For the second consecutive season, Sean Couturier will finish with more than more than 30 goals and 70 points, more than twice as many goals and points as in any of his first six seasons. His career-high 32 goals and his 74 points this season should stand taller than the 31 and 76 from last year, since he had virtually no training camp, and since this year’s team was demonstrably worse.
There is more to Sean Couturier. If the Flyers expect to contend in the next five years, there has to be more.
Couturier is a 26-year-old former No. 8 overall pick who went straight to the NHL as an 18-year-old in 2011, shut down Evgeni Malkin in the playoffs that season and scored a hat trick in Game 2 to help boot the Penguins from that postseason. Couturier is the best two-way player the franchise has seen since the Flyers traded Mike Richards the summer they drafted Couturier. Over the past three seasons, he has been the best player wearing the Orange and Black, period, and that includes Claude Giroux, a Hall of Fame player still in his prime.
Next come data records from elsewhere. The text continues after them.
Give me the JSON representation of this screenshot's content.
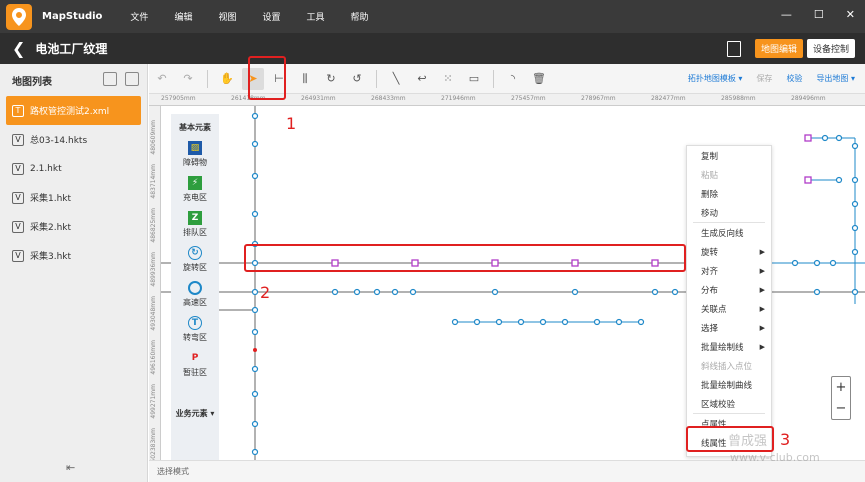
{
  "app": {
    "name": "MapStudio",
    "menu": [
      "文件",
      "编辑",
      "视图",
      "设置",
      "工具",
      "帮助"
    ]
  },
  "project": {
    "title": "电池工厂纹理",
    "btn_map_edit": "地图编辑",
    "btn_device_control": "设备控制"
  },
  "sidebar": {
    "title": "地图列表",
    "items": [
      {
        "badge": "T",
        "label": "路权管控测试2.xml",
        "active": true
      },
      {
        "badge": "V",
        "label": "总03-14.hkts"
      },
      {
        "badge": "V",
        "label": "2.1.hkt"
      },
      {
        "badge": "V",
        "label": "采集1.hkt"
      },
      {
        "badge": "V",
        "label": "采集2.hkt"
      },
      {
        "badge": "V",
        "label": "采集3.hkt"
      }
    ]
  },
  "toolbar": {
    "right": [
      "拓扑地图模板 ▾",
      "保存",
      "校验",
      "导出地图 ▾"
    ]
  },
  "ruler": {
    "top": [
      "257905mm",
      "261418mm",
      "264931mm",
      "268433mm",
      "271946mm",
      "275457mm",
      "278967mm",
      "282477mm",
      "285988mm",
      "289496mm"
    ],
    "left": [
      "480609mm",
      "483714mm",
      "486825mm",
      "489936mm",
      "493048mm",
      "496160mm",
      "499271mm",
      "502383mm"
    ]
  },
  "palette": {
    "title": "基本元素",
    "items": [
      "障碍物",
      "充电区",
      "排队区",
      "旋转区",
      "高速区",
      "转弯区",
      "暂驻区"
    ],
    "footer": "业务元素"
  },
  "context_menu": {
    "items": [
      {
        "label": "复制"
      },
      {
        "label": "粘贴",
        "disabled": true
      },
      {
        "label": "删除"
      },
      {
        "label": "移动"
      },
      {
        "sep": true
      },
      {
        "label": "生成反向线"
      },
      {
        "label": "旋转",
        "sub": true
      },
      {
        "label": "对齐",
        "sub": true
      },
      {
        "label": "分布",
        "sub": true
      },
      {
        "label": "关联点",
        "sub": true
      },
      {
        "label": "选择",
        "sub": true
      },
      {
        "label": "批量绘制线",
        "sub": true
      },
      {
        "label": "斜线插入点位",
        "disabled": true
      },
      {
        "label": "批量绘制曲线"
      },
      {
        "label": "区域校验"
      },
      {
        "sep": true
      },
      {
        "label": "点属性"
      },
      {
        "label": "线属性"
      }
    ]
  },
  "status": {
    "mode": "选择模式"
  },
  "annotations": [
    "1",
    "2",
    "3"
  ],
  "watermark": {
    "name": "曾成强",
    "url": "www.v-club.com"
  },
  "colors": {
    "accent": "#f7941d",
    "node": "#1e88c8",
    "selected_node": "#b03cc8",
    "annotation": "#e02020"
  }
}
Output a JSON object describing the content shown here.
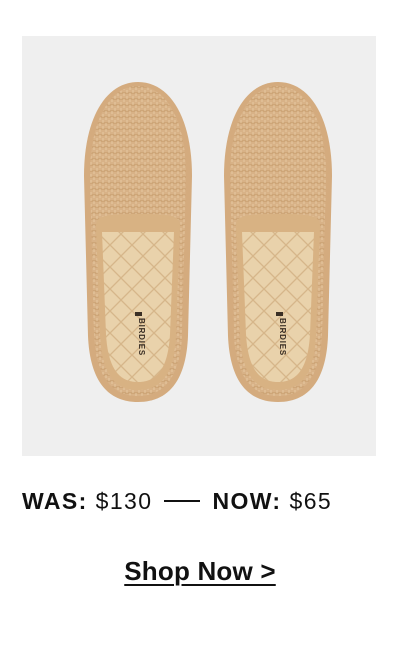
{
  "product": {
    "image_description_icon": "loafer-pair-photo",
    "brand_insole_text": "BIRDIES"
  },
  "pricing": {
    "was_label": "WAS:",
    "was_value": "$130",
    "now_label": "NOW:",
    "now_value": "$65"
  },
  "cta": {
    "label": "Shop Now >"
  },
  "colors": {
    "photo_background": "#efefef",
    "woven_straw": "#d9b48b",
    "insole": "#e8cfa6",
    "text": "#111111"
  }
}
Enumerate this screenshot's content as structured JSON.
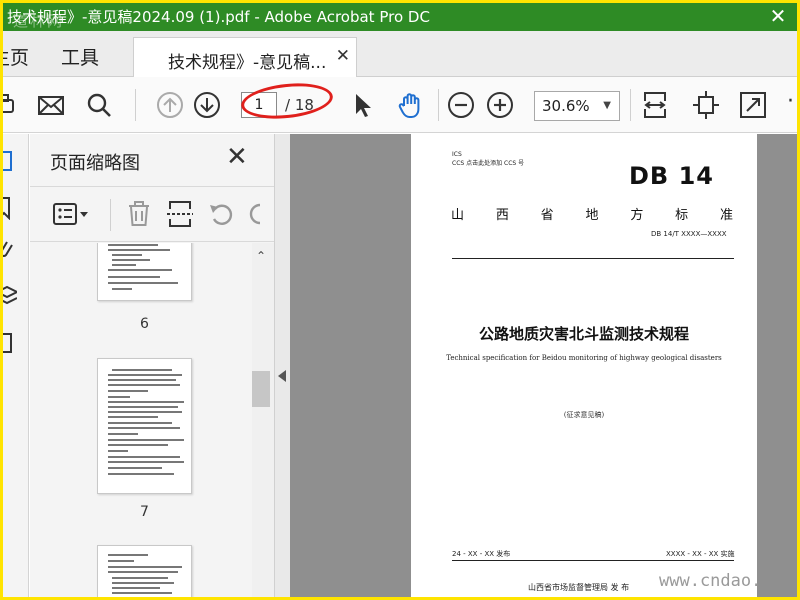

Coots could be an All Star. What must change?
He must start faster.
“I tend to have slow starts,” Couturier acknowledged Wednesday.
“I think it’s just me, sometimes, overthinking," he said.
That is not his nature. A prolific scorer in junior hockey, Couturier made his NHL bones as a defense-first center. Now, as a team jells, he looks before he jumps -- if he jumps at all.
“As the year goes on, I get to know the league,” he explained. "The players’ tendencies. I just feel better about the game. I get to know the league better as the year goes on.”
That has been obvious in four of the past five seasons. Couturier managed only eight points in the first 23 games of 2014-15, the first 24 games of 2015-16, and the first 19 games of 2016-17. He had just five points through the first 14 games of this season, an average of 0.36 per game. He averaged 0.67 points per game in the next 61 games. The Flyers were 33-36-11 in those games.
When Couturier hit the ground running last season, with 19 points in his first 16 games, the Flyers went 8-6-2.
He pointed out that whom he skates with, and how well the team defends, and how good the goalie is (or isn’t) can influence how many chances Couturier gets. Injuries happen, too; his knee sprain last summer set him back a bit. But he’s a first-line center, and even he can’t figure out how he failed to record any assists in the first month, especially with Giroux on his line.
“I wish I’d have had a better start, going 12 games without an assist -- which is kind of tough to do,” he acknowledged last week. “Maybe if we’d had a better start, been more consistent earlier in the year, we’d be in a better situation.”
Their situation, of course, is that they were eliminated from the playoffs Saturday at Carolina. This assured them a seventh straight season without a playoff series win, the longest stretch in team history. Couturier has been on the team for eight years.
Has that stretch been Couturier’s fault? Of course not. The Flyers have lacked stability, focus, and goaltending for years. They’ve burned through four coaches since Couturier arrived, and Scott Gordon remains an interim coach. There soon might be a fifth. They interrupted their own rebuilding project last fall when they fired general manager Ron Hextall less than five years into the process, then handed the tools to Chuck Fletcher.
For most of that time, Couturier was viewed as an exceptional two-way player with modest offensive abilities, and he seemed content: “A few years ago, guys were saying I’m just a third-line shutdown guy.”
“Look, I could have started trying to dangle guys at the blue line. Once in a while, it wouldn’t have looked good. Probably would’ve gotten a better rep, but, at the same time, it wouldn’t be helping the team for the amount of time it works,” he said. “It’s not what I really wanted. Obviously, I wish I would’ve been a top-six forward my second or third year. I could’ve started risking things. Showing what I could be. At the same time, I don’t think I would’ve helped the team."
That’s where Couturier’s judgment needs to change. A little more risk can mean incredible reward. Will he?
“I’d rather be the conservative, solid player,” he said. "When you’re making the right plays all the time, consistently -- I take pride in that. Why would I change that?”
Because the team needs it.
Couturier is careful to stress that his effort does not increase as the season progresses, even if his production does.
“I want to be good from day one, from the first game. I train for that,” he said. “Sometimes, you just overthink the game earlier in the year, whereas as the year goes on, it just comes naturally.”
So, no matter how badly the team might need more aggressive play from him, don’t expect Couturier to start trying to “dangle guys at the blue line.”
“I’ve got to stay the solid, consistent two-way player. I believe in my offensive ability, whereas, I don’t need to risk to get offense. I know I’m going to get chances. It’s been working. I don’t think I should change that,” Couturier said. “For me, it’s all about getting to know the league better. As you get older, you get that advantage earlier in the year.”